The fourth part of a four-part series on the topic, this one from April 02, 2006….
This being the National Sleep Awareness Week and on the heels of the recent study on sleep of adolescents, it is not surprising that this issue is all over the media, including blogs, these days.
All of this targets highschoolers. However, there is barely any mention of college students who are, chronobiologically, in the same age-group as high-school students, i.e., their sleep cycles are phase-delayed compared to both little kids and to adults.
In a way, this may be because there is not much adults can do about college students. They are supposeduly adults themselves and capable of taking care of themselves. Nobody forces (at least in theory) them to take 8am classes. Nobody forces them to spend nights parying either.

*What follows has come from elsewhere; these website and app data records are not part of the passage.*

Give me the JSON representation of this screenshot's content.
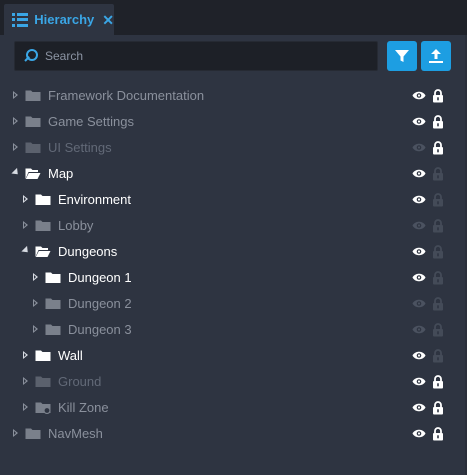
{
  "tab": {
    "title": "Hierarchy",
    "close": "✕"
  },
  "search": {
    "placeholder": "Search"
  },
  "colors": {
    "accent": "#1d9ee2",
    "panel": "#2e3441",
    "bright": "#ffffff",
    "dim": "#7b8290",
    "dimmer": "#5a6170"
  },
  "tree": [
    {
      "label": "Framework Documentation",
      "depth": 0,
      "state": "collapsed",
      "tone": "dim",
      "visible": true,
      "locked": true,
      "icon": "folder-icon"
    },
    {
      "label": "Game Settings",
      "depth": 0,
      "state": "collapsed",
      "tone": "dim",
      "visible": true,
      "locked": true,
      "icon": "folder-icon"
    },
    {
      "label": "UI Settings",
      "depth": 0,
      "state": "collapsed",
      "tone": "dimmer",
      "visible": false,
      "locked": true,
      "icon": "folder-icon"
    },
    {
      "label": "Map",
      "depth": 0,
      "state": "expanded",
      "tone": "bright",
      "visible": true,
      "locked": false,
      "icon": "folder-open-icon"
    },
    {
      "label": "Environment",
      "depth": 1,
      "state": "collapsed",
      "tone": "bright",
      "visible": true,
      "locked": false,
      "icon": "folder-icon"
    },
    {
      "label": "Lobby",
      "depth": 1,
      "state": "collapsed",
      "tone": "dim",
      "visible": false,
      "locked": false,
      "icon": "folder-icon"
    },
    {
      "label": "Dungeons",
      "depth": 1,
      "state": "expanded",
      "tone": "bright",
      "visible": true,
      "locked": false,
      "icon": "folder-open-icon"
    },
    {
      "label": "Dungeon 1",
      "depth": 2,
      "state": "collapsed",
      "tone": "bright",
      "visible": true,
      "locked": false,
      "icon": "folder-icon"
    },
    {
      "label": "Dungeon 2",
      "depth": 2,
      "state": "collapsed",
      "tone": "dim",
      "visible": false,
      "locked": false,
      "icon": "folder-icon"
    },
    {
      "label": "Dungeon 3",
      "depth": 2,
      "state": "collapsed",
      "tone": "dim",
      "visible": false,
      "locked": false,
      "icon": "folder-icon"
    },
    {
      "label": "Wall",
      "depth": 1,
      "state": "collapsed",
      "tone": "bright",
      "visible": true,
      "locked": false,
      "icon": "folder-icon"
    },
    {
      "label": "Ground",
      "depth": 1,
      "state": "collapsed",
      "tone": "dimmer",
      "visible": true,
      "locked": true,
      "icon": "folder-icon"
    },
    {
      "label": "Kill Zone",
      "depth": 1,
      "state": "collapsed",
      "tone": "dim",
      "visible": true,
      "locked": true,
      "icon": "trigger-folder-icon"
    },
    {
      "label": "NavMesh",
      "depth": 0,
      "state": "collapsed",
      "tone": "dim",
      "visible": true,
      "locked": true,
      "icon": "folder-icon"
    }
  ]
}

They are on their own, away from their parents’ direct supervision, so nobody can tell them to remove TVs and electronic games out of their bedrooms. The college administrators cannot deal with this because it is an invasion of students’ privacy (unless it is one of those nutty unaccredited pseudo-colleges).

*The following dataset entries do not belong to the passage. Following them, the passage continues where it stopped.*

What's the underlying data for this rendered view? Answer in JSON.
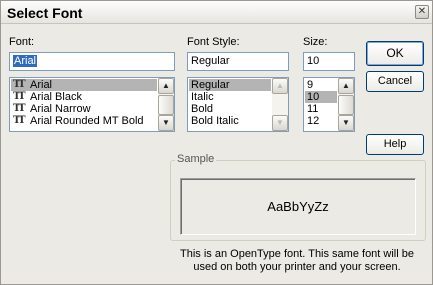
{
  "dialog": {
    "title": "Select Font",
    "close_glyph": "✕"
  },
  "font": {
    "label": "Font:",
    "value": "Arial",
    "items": [
      {
        "name": "Arial",
        "icon": "truetype-font-icon",
        "selected": true
      },
      {
        "name": "Arial Black",
        "icon": "truetype-font-icon"
      },
      {
        "name": "Arial Narrow",
        "icon": "truetype-font-icon"
      },
      {
        "name": "Arial Rounded MT Bold",
        "icon": "truetype-font-icon"
      }
    ]
  },
  "font_style": {
    "label": "Font Style:",
    "value": "Regular",
    "items": [
      "Regular",
      "Italic",
      "Bold",
      "Bold Italic"
    ],
    "selected": "Regular"
  },
  "size": {
    "label": "Size:",
    "value": "10",
    "items": [
      "9",
      "10",
      "11",
      "12"
    ],
    "selected": "10"
  },
  "buttons": {
    "ok": "OK",
    "cancel": "Cancel",
    "help": "Help"
  },
  "sample": {
    "legend": "Sample",
    "text": "AaBbYyZz"
  },
  "info": {
    "line1": "This is an OpenType font. This same font will be",
    "line2": "used on both your printer and your screen."
  },
  "icons": {
    "scroll_up": "▲",
    "scroll_down": "▼",
    "truetype": "TT"
  },
  "colors": {
    "dialog_bg": "#ebeae5",
    "selection": "#316ac5",
    "list_selected": "#b4b4b4",
    "field_border": "#7f9db9"
  }
}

Yet, college students are, from what I heard, in much worse shape than high schoolers. Both groups should sleep around 9 hours per day (adults over thirty are good with about 8 hours). High schoolers get on average 6.9 hours. College students are down to about five! The continuous insomnia of college students even has its own name in chronobiology: Student Lag (like jet-lag without travelling to cool places). Is there anything we, as a society, can do to alleviate student lag? Should we?